(GIVEN RECORDS)

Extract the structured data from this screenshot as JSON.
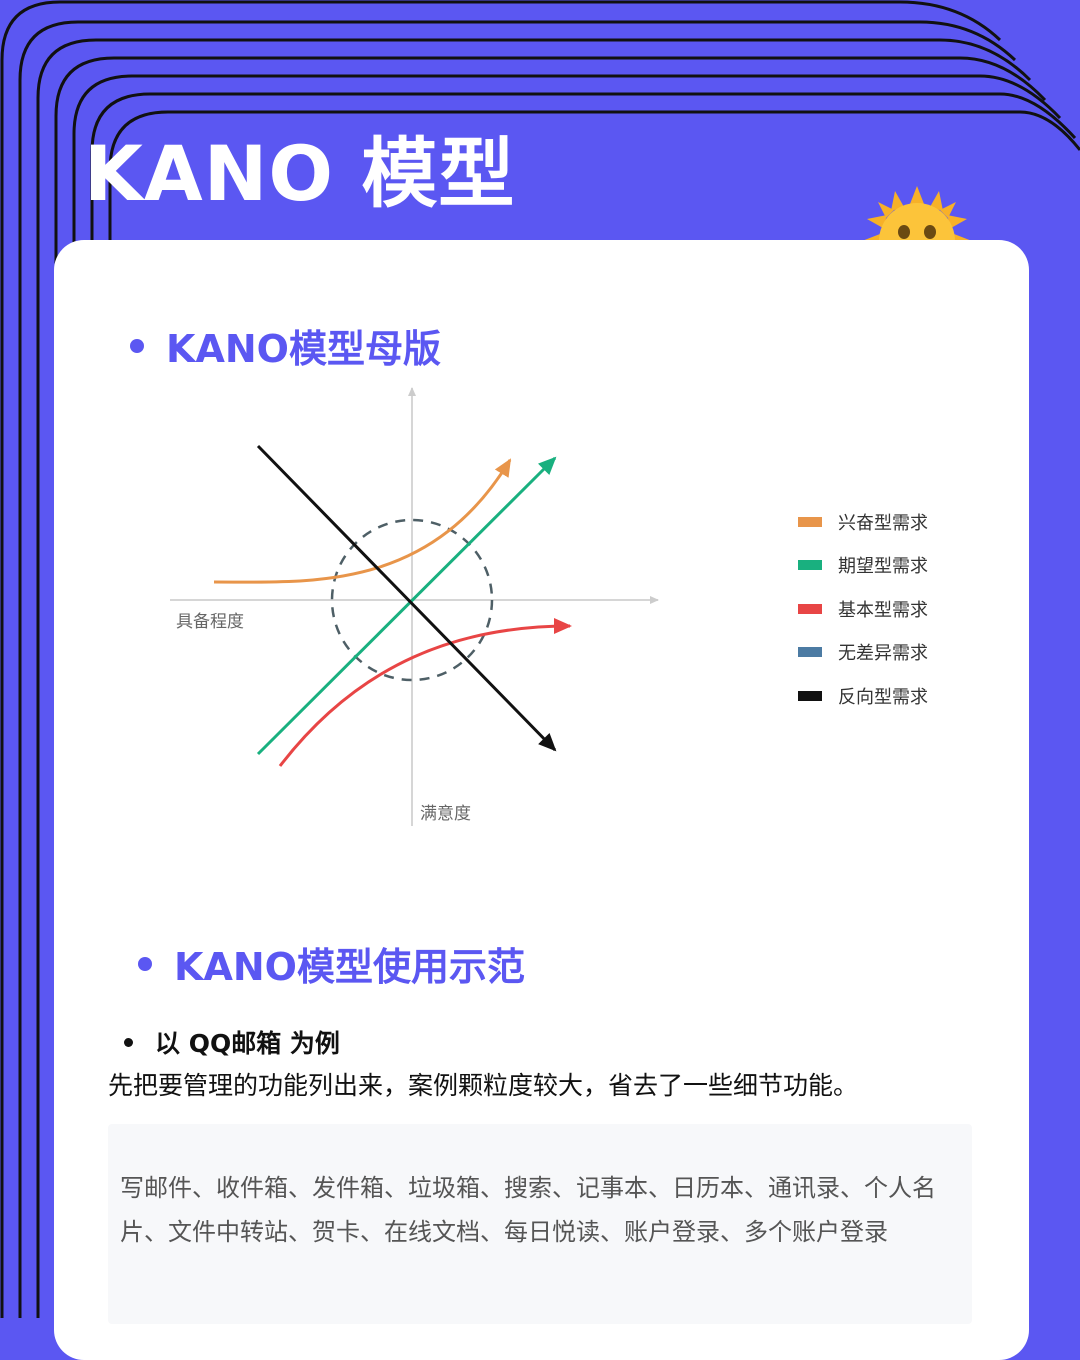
{
  "page": {
    "title": "KANO 模型"
  },
  "colors": {
    "background": "#5b57f2",
    "accent": "#5b57f2",
    "card": "#ffffff"
  },
  "icons": {
    "decoration": "sun-face-icon"
  },
  "sections": {
    "template_heading": "KANO模型母版",
    "example_heading": "KANO模型使用示范"
  },
  "diagram": {
    "x_axis_label": "具备程度",
    "y_axis_label": "满意度",
    "legend": [
      {
        "label": "兴奋型需求",
        "color": "#e8954a"
      },
      {
        "label": "期望型需求",
        "color": "#19b07f"
      },
      {
        "label": "基本型需求",
        "color": "#e84545"
      },
      {
        "label": "无差异需求",
        "color": "#4c7ba3"
      },
      {
        "label": "反向型需求",
        "color": "#111111"
      }
    ]
  },
  "example": {
    "bullet": "以 QQ邮箱 为例",
    "intro": "先把要管理的功能列出来，案例颗粒度较大，省去了一些细节功能。",
    "features": "写邮件、收件箱、发件箱、垃圾箱、搜索、记事本、日历本、通讯录、个人名片、文件中转站、贺卡、在线文档、每日悦读、账户登录、多个账户登录"
  }
}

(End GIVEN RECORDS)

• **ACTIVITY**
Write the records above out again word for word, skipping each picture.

• **SOLUTION TO THE EXERCISE**
Extract the structured data from this screenshot as JSON.
{
  "page": {
    "title": "KANO 模型"
  },
  "colors": {
    "background": "#5b57f2",
    "accent": "#5b57f2",
    "card": "#ffffff"
  },
  "icons": {
    "decoration": "sun-face-icon"
  },
  "sections": {
    "template_heading": "KANO模型母版",
    "example_heading": "KANO模型使用示范"
  },
  "diagram": {
    "x_axis_label": "具备程度",
    "y_axis_label": "满意度",
    "legend": [
      {
        "label": "兴奋型需求",
        "color": "#e8954a"
      },
      {
        "label": "期望型需求",
        "color": "#19b07f"
      },
      {
        "label": "基本型需求",
        "color": "#e84545"
      },
      {
        "label": "无差异需求",
        "color": "#4c7ba3"
      },
      {
        "label": "反向型需求",
        "color": "#111111"
      }
    ]
  },
  "example": {
    "bullet": "以 QQ邮箱 为例",
    "intro": "先把要管理的功能列出来，案例颗粒度较大，省去了一些细节功能。",
    "features": "写邮件、收件箱、发件箱、垃圾箱、搜索、记事本、日历本、通讯录、个人名片、文件中转站、贺卡、在线文档、每日悦读、账户登录、多个账户登录"
  }
}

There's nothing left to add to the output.